--- Material shown Enclosed Below ---

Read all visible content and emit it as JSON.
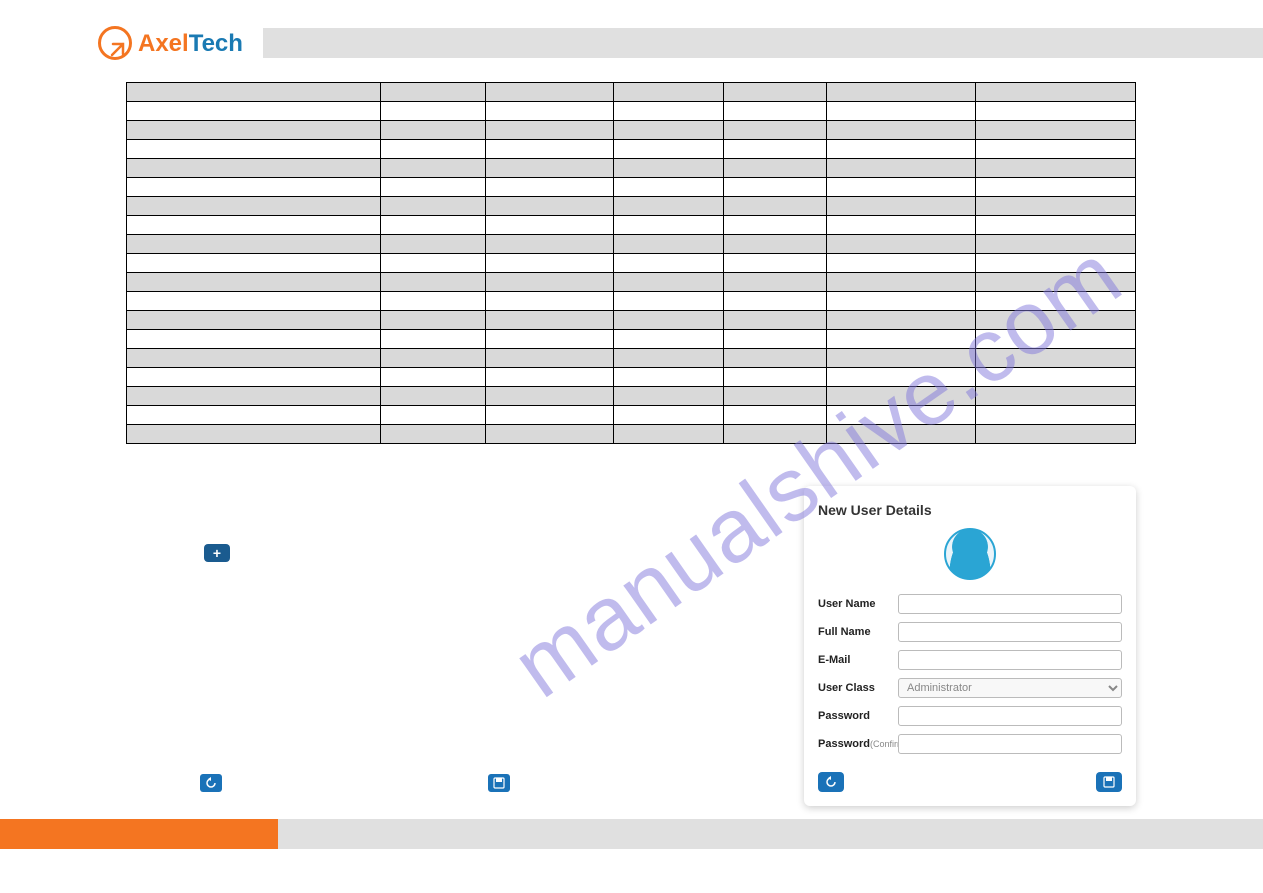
{
  "logo": {
    "axel": "Axel",
    "tech": "Tech"
  },
  "watermark": "manualshive.com",
  "add_label": "+",
  "panel": {
    "title": "New User Details",
    "user_name_label": "User Name",
    "full_name_label": "Full Name",
    "email_label": "E-Mail",
    "user_class_label": "User Class",
    "user_class_value": "Administrator",
    "password_label": "Password",
    "password_confirm_label": "Password",
    "password_confirm_suffix": "(Confirm)"
  },
  "table": {
    "rows": 19,
    "cols": 7
  }
}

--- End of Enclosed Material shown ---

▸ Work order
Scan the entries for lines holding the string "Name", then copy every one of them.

▸ Problem solution
    "user_name_label": "User Name",
    "full_name_label": "Full Name",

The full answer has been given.